• [Recorded data]:
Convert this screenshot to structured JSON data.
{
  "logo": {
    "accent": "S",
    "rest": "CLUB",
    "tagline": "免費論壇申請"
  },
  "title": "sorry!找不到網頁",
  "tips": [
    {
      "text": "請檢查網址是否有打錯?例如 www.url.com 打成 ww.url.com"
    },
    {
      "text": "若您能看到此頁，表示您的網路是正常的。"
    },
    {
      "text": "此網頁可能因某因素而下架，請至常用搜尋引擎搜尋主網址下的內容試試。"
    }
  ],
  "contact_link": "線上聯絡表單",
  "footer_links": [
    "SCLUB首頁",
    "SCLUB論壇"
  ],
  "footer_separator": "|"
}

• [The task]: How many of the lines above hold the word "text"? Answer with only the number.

• [Completed exercise]: 3